And while I was writing this post, I was contacted by an anime production group interested in developing the Dragonprince’s Heir into a feature film, or possibly a series!
I have no idea how much interest you would have in seeing that, but I find the idea fascinating. And, of course, it gives me an opportunity to find new readers in another market altogether. That some exciting stuff!
And, finally, I recently approved our next title from Consortium Books, Myth Reaver: Downfall, by Joshua Unruh!
It’s neo-noir Viking fantasy, which means it’s huge and dramatic and all kinds of grim. If any of that sounds at all interesting to you, you’ll probably love the book. It’s epic in scale and tone, and perfectly executed. I’m so proud to have been a part of this story’s development.

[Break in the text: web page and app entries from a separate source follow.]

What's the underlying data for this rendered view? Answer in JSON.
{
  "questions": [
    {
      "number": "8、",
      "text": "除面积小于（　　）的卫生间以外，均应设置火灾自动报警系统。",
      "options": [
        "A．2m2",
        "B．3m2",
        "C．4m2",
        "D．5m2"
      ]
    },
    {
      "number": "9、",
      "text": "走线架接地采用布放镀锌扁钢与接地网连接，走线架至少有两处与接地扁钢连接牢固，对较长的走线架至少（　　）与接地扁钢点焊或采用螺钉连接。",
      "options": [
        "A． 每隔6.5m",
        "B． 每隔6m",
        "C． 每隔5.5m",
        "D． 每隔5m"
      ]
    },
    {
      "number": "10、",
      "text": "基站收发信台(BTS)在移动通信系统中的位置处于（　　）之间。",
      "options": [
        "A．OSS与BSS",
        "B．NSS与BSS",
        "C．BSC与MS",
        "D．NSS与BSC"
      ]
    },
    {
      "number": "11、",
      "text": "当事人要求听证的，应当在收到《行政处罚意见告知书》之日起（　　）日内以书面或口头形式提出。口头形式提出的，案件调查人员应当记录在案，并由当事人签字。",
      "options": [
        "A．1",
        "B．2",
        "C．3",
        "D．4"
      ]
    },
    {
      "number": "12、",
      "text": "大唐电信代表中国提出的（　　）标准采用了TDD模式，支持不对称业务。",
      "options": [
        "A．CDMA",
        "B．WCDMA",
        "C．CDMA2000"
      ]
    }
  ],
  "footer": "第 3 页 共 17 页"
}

I really wanted to mention this one sooner, but I saved it to the end because it comes with an offer! Draft2Digital will be building us an Advance Reading Copy of Myth Reaver: Downfall sometime tomorrow, and Josh offered to let me share copies with my readers.
I’ll probably make a separate post about that tomorrow (if I can find the time), but if you’ve read this far, you can get a head start. Leave a comment below asking for an ARC of some grim Viking fantasy, and I’ll make sure you get one.